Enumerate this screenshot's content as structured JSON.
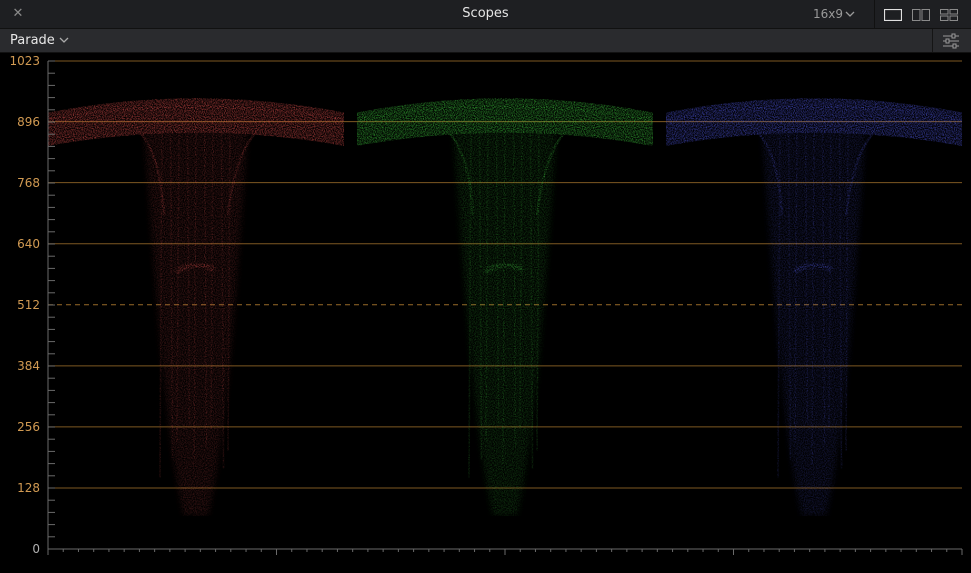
{
  "window": {
    "title": "Scopes",
    "aspect_label": "16x9",
    "layouts": [
      "single-view",
      "dual-view",
      "quad-view"
    ]
  },
  "toolbar": {
    "mode_label": "Parade"
  },
  "scope": {
    "type": "RGB Parade",
    "y_ticks": [
      "1023",
      "896",
      "768",
      "640",
      "512",
      "384",
      "256",
      "128",
      "0"
    ],
    "midline_value": "512",
    "channels": [
      {
        "name": "red",
        "color": "#e0504e"
      },
      {
        "name": "green",
        "color": "#3ecb3e"
      },
      {
        "name": "blue",
        "color": "#5058e6"
      }
    ],
    "colors": {
      "graticule": "#a8762e",
      "label": "#d19a52",
      "background": "#000000"
    }
  }
}
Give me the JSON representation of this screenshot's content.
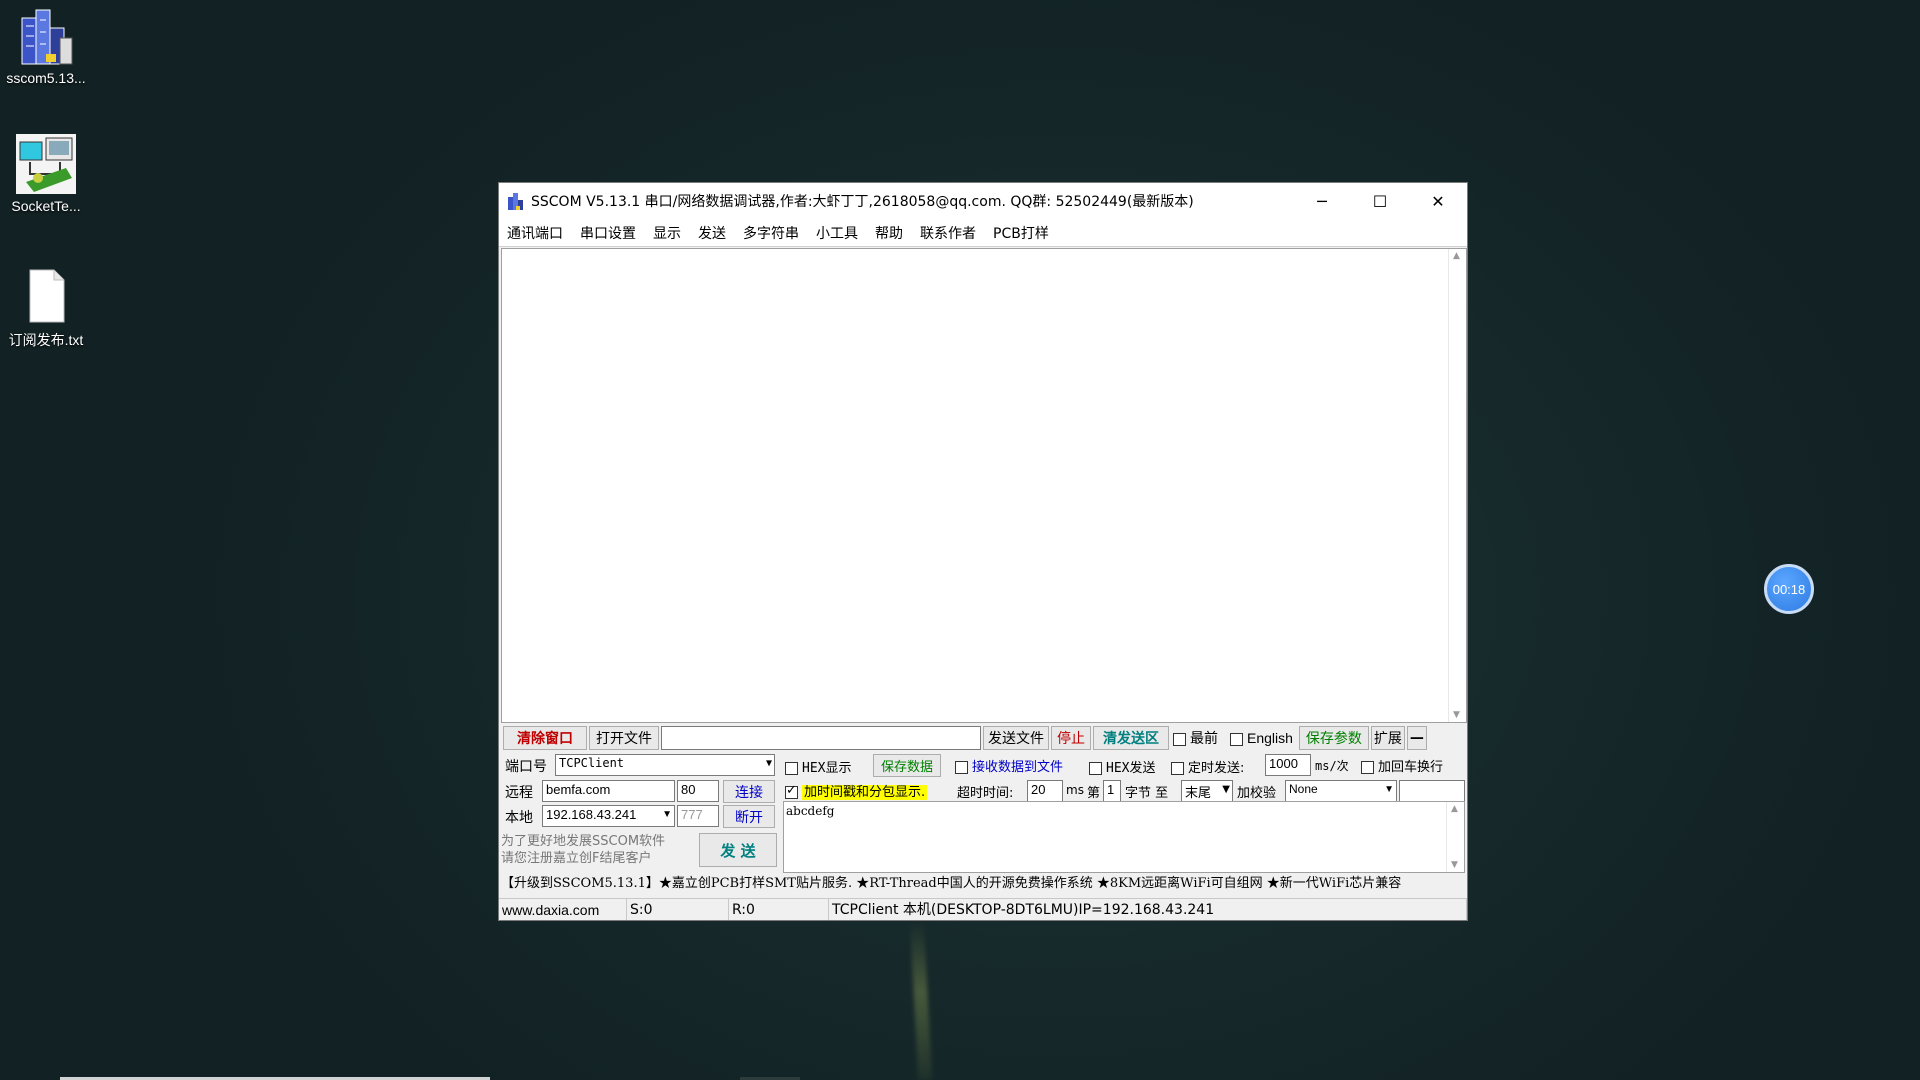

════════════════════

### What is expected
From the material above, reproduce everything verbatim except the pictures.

### Answer for this exercise
Enumerate this screenshot's content as structured JSON.
{
  "window": {
    "title": "Scopes",
    "aspect_label": "16x9",
    "layouts": [
      "single-view",
      "dual-view",
      "quad-view"
    ]
  },
  "toolbar": {
    "mode_label": "Parade"
  },
  "scope": {
    "type": "RGB Parade",
    "y_ticks": [
      "1023",
      "896",
      "768",
      "640",
      "512",
      "384",
      "256",
      "128",
      "0"
    ],
    "midline_value": "512",
    "channels": [
      {
        "name": "red",
        "color": "#e0504e"
      },
      {
        "name": "green",
        "color": "#3ecb3e"
      },
      {
        "name": "blue",
        "color": "#5058e6"
      }
    ],
    "colors": {
      "graticule": "#a8762e",
      "label": "#d19a52",
      "background": "#000000"
    }
  }
}
Give me the JSON representation of this screenshot's content.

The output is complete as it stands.